A River Changes Course
A River Changes Course, shot in Cambodia, is a documentary following the lives of three young Cambodians over a period of several years. Each main subject lives in a distinctly different part of the country, one in a small village outside the capital, another in the mountainous jungle, and the last near the great Tonle Sap River. Three major travesties are occurring in Cambodia, and each of the young adults followed exemplifies one of those hardships: overfishing, deforestation, and overwhelming debt.
The focus of A River Changes Course is not on statistics and figures but rather on the lives of the three central subjects. The film emphasizes the issues but not the political ramifications of these tragedies. It is beautifully shot and shows a country with great landscapes. The lighting is completely natural, and the music uses traditional Cambodian instruments in more modern ways.

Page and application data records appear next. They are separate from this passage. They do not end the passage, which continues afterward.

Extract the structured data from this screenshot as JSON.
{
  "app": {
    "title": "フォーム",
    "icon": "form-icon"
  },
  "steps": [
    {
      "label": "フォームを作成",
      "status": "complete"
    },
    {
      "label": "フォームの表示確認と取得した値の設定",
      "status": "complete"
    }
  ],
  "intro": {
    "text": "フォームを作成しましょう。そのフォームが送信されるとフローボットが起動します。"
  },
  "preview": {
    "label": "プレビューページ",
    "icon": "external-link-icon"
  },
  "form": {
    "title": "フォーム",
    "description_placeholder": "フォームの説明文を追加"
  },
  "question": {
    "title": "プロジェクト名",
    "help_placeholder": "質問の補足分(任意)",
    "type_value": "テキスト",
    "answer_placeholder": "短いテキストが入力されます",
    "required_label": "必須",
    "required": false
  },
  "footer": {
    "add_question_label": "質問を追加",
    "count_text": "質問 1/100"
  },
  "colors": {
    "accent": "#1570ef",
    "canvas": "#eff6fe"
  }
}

The film is well shot and still manages to portray a message without being preachy. The end sums it up best; it's an interview with one of the main subjects when he's a young teenager, and he talks about his dreams of one day going to school and purchasing land for his parents. It cuts back to him at 18, and he ruminates how he'll never be able to be anything other than be a fisherman or a plantation worker for the Chinese since he is unable to break the cycle due to his lack of resources. The film carries great impact without being overly pushy, which is a fine line to dance when it comes to a documentary.